Editorial:  L.A. tripped over its duty to fix the city’s broken sidewalks

A pedestrian walks in the street past a cracked and uneven sidewalk
A pedestrian walks in the street to avoid a broken sidewalk on Griffith Park Boulevard in Silver Lake.
(Irfan Khan / Los Angeles Times)

Sidewalks are essential transportation infrastructure in dense, urban Los Angeles, but thousands of miles of walkways are broken, cracked and dangerous. At the current level of funding and with fixes delayed by inefficient repair policies, Angelenos may have to wait centuries for safe, smooth sidewalks, according to a recent audit.

That’s unacceptable.

Sidewalks are crucial to community livability. Broken sidewalks make it dangerous for the average pedestrian to simply walk down the street, and make travel nearly impossible for the disabled. The lack of safe sidewalks also undermines the city’s environmental and equity goals. How can we expect Angelenos to forgo polluting cars when walking on city sidewalks is a risky endeavor?

And the ongoing failure to fix the sidewalks costs taxpayers millions of dollars a year, City Controller Ron Galperin wrote in a recent audit of the city’s sidewalk repair program. L.A. has been hit with more than 1,700 claims and 1,020 lawsuits for sidewalk injuries over the last five years, and paid out more than $35 million in settlements.


The problem goes back decades. More than 45 years ago, the city adopted a well-intentioned but ultimately disastrous law that transferred the responsibility for fixing sidewalks damaged by tree roots from property owners to the city. But the city never fulfilled its maintenance obligation and by about 2010, roughly half of the city’s sidewalks were in bad condition.

In 2016, Mayor Eric Garcetti and the City Council settled a lawsuit brought by disabled residents over the dire condition of the city’s sidewalks by committing to spend $1.4 billion over the next 30 years on sidewalk repairs. Around the same time, city leaders adopted a “fix and release” policy under which the city would repair the sidewalks first and then return responsibility to property owners.

But that fix-and-release program is moving too slowly, Galperin said. The city is choosing to rebuild entire stretches of sidewalk rather than just focusing on the damaged segments.

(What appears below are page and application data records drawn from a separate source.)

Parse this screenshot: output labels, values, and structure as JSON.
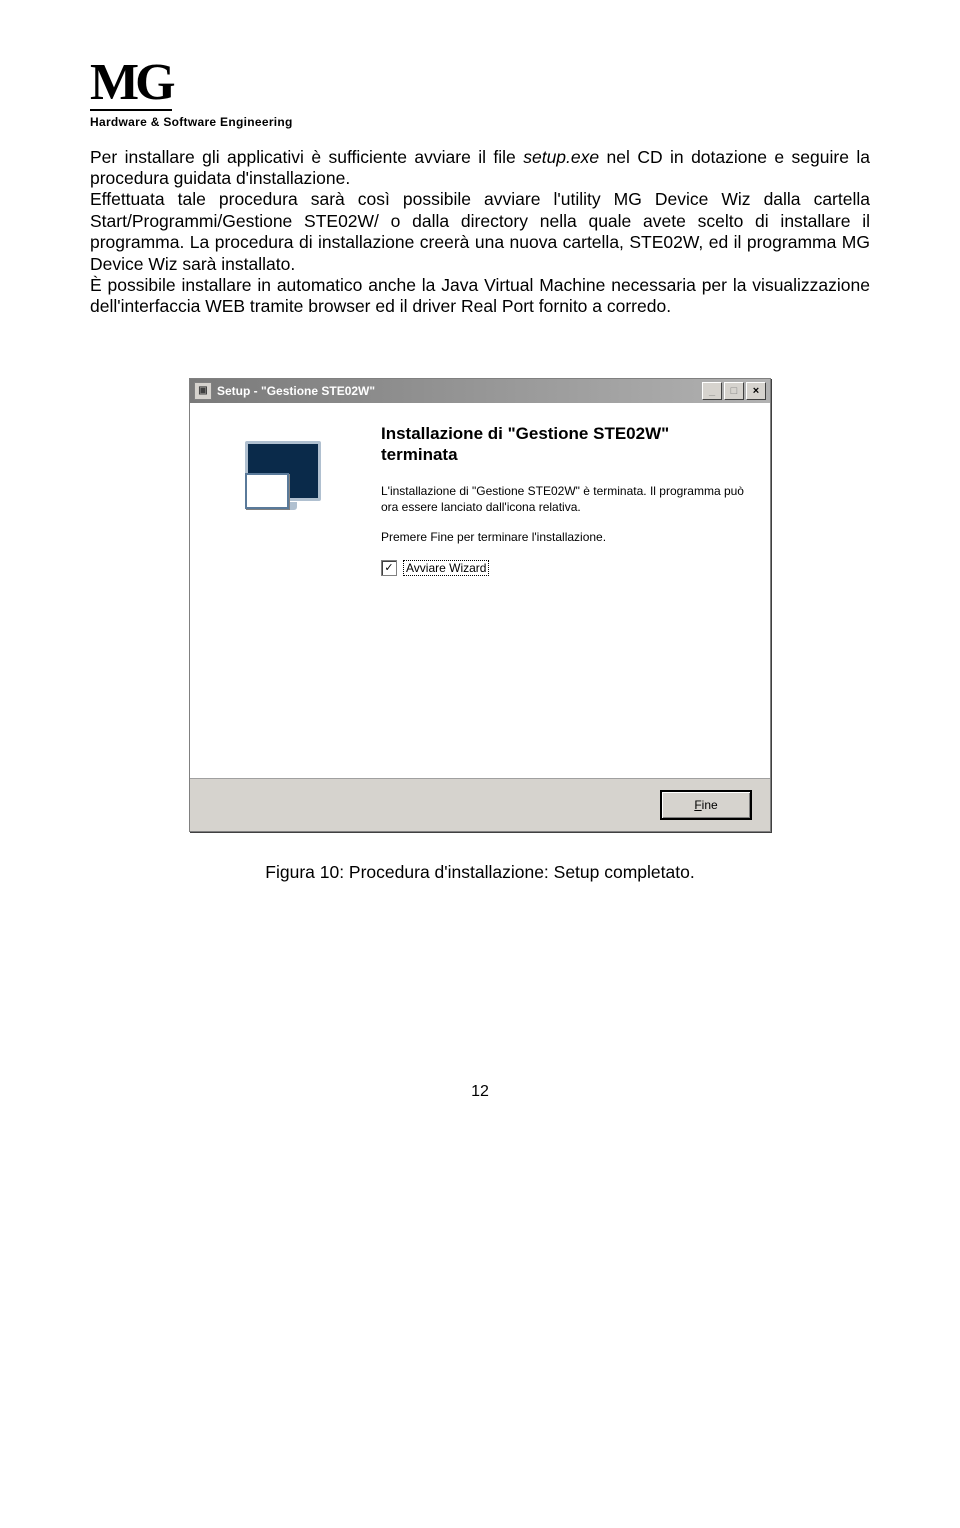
{
  "header": {
    "logo_text": "MG",
    "tagline": "Hardware & Software Engineering"
  },
  "paragraph": {
    "pre": "Per installare gli applicativi è sufficiente avviare il file ",
    "em": "setup.exe",
    "post": " nel CD in dotazione e seguire la procedura guidata d'installazione.",
    "p2": "Effettuata tale procedura sarà così possibile avviare l'utility MG Device Wiz dalla cartella Start/Programmi/Gestione STE02W/ o dalla directory nella quale avete scelto di installare il programma. La procedura di installazione creerà una nuova cartella, STE02W, ed il programma MG Device Wiz sarà installato.",
    "p3": "È possibile installare in automatico anche la Java Virtual Machine necessaria per la visualizzazione dell'interfaccia WEB tramite browser ed il driver Real Port fornito a corredo."
  },
  "installer": {
    "title": "Setup - \"Gestione STE02W\"",
    "heading": "Installazione di \"Gestione STE02W\" terminata",
    "text1": "L'installazione di \"Gestione STE02W\" è terminata. Il programma può ora essere lanciato dall'icona relativa.",
    "text2": "Premere Fine per terminare l'installazione.",
    "checkbox_label": "Avviare Wizard",
    "button_label": "Fine"
  },
  "caption": "Figura 10: Procedura d'installazione: Setup completato.",
  "page_number": "12"
}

Fewer than 1% of the city’s sidewalk parcels — 640,000 in all — have been certified as repaired and turned over to property owners; at this rate it could take 500 years to certify all the sidewalks, the controller said.

Plus, the city doesn’t track how many sidewalks need repair — it mostly relies on residents to call in complaints — or how much all the work will cost. And it still takes the city much longer — 41 days on average — to temporarily patch a broken sidewalk than the three days it takes to fill a pothole in the street.

And that gets to the heart of the problem: Sidewalks are treated as second-class transportation infrastructure, compared with streets and highways. L.A. has many millions of dollars from local transportation sales tax, plus state and federal infrastructure funding, but the city still only dedicates a fraction of its budget to sidewalk repairs. The results are evident in the buckled, crumbling concrete across L.A.

It’s time that Los Angeles leaders live up to their pledge to make this a more walkable and livable city. It’s time to treat and fund sidewalks as an essential piece of the city’s transportation network.